Software-defined networking (SDN) is clearly one of the hot items of the tech field at the moment. VMware’s purchase of Nicira precipitated a sea change, leading to today’s plethora of SDN vendors and array of competing technologies. It reminds me the early noughties—the introduction of virtualization, competing hypervisor technology stacks and Unix/Linux Zones*—followed by the scramble of the incumbents as they claimed performance penalties for virtualized operating systems and platforms, followed by spreading FUD about support status and onerous licensing models.
When is a startup company no longer a startup? Is it post-IPO (initial public offering)? Is it when the founders exit? After seed funding? After Round A? Round B? Round Z? It seems to me that companies have started clinging to the title “startup” for quite a bit longer than they used to.

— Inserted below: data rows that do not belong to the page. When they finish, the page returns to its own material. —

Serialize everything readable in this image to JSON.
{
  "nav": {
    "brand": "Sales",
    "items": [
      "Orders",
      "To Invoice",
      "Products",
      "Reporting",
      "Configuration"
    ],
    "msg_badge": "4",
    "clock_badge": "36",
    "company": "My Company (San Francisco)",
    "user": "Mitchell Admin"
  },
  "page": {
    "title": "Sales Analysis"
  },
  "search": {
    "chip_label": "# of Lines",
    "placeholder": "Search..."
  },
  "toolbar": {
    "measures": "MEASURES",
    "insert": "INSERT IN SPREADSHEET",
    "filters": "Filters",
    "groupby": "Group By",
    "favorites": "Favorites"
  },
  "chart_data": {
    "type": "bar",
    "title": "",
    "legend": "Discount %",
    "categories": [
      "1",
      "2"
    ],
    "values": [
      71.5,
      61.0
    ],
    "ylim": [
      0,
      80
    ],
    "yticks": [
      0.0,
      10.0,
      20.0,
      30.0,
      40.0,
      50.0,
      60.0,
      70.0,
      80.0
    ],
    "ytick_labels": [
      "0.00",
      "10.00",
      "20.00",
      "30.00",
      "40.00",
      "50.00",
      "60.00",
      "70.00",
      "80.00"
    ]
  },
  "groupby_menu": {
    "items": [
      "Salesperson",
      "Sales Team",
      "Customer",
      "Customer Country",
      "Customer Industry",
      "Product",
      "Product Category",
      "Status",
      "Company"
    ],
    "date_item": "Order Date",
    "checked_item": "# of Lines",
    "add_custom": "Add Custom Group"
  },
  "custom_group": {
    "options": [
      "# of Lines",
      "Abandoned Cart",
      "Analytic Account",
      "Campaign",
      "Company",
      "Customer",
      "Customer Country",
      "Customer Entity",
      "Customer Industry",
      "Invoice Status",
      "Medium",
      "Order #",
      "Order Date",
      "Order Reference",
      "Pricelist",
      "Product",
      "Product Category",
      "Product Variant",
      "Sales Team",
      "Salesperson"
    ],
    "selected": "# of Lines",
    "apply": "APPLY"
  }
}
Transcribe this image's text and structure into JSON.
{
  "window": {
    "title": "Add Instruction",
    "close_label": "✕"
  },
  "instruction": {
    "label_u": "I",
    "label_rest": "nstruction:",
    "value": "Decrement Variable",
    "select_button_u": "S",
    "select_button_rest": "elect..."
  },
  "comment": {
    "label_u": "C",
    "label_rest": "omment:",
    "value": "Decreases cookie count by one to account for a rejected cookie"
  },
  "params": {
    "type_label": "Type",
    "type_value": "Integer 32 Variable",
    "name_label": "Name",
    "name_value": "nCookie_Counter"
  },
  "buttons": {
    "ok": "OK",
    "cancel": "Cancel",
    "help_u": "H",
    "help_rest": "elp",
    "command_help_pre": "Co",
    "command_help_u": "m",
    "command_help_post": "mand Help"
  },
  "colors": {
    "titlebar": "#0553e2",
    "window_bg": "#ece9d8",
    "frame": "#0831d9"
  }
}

What prompted this question? Recently, I saw a Tweet from Nexenta’s Mike Letschin. What caught my eye is that it referred to “life as a startup.” Now, I am pretty sure that Nexenta has been around for almost ten years now. In fact, it even states so on its website. I don’t know about you, but ten years seems to me a long time to be a startup. If you were a child in the UK, you would have finished Nursery, Reception, and Infants and would now be in about your last year of Junior Education before moving up to High School. Mind you, this is not a vendor-bashing post; far from it—the two vendors I have chosen to discuss are both “big kids.”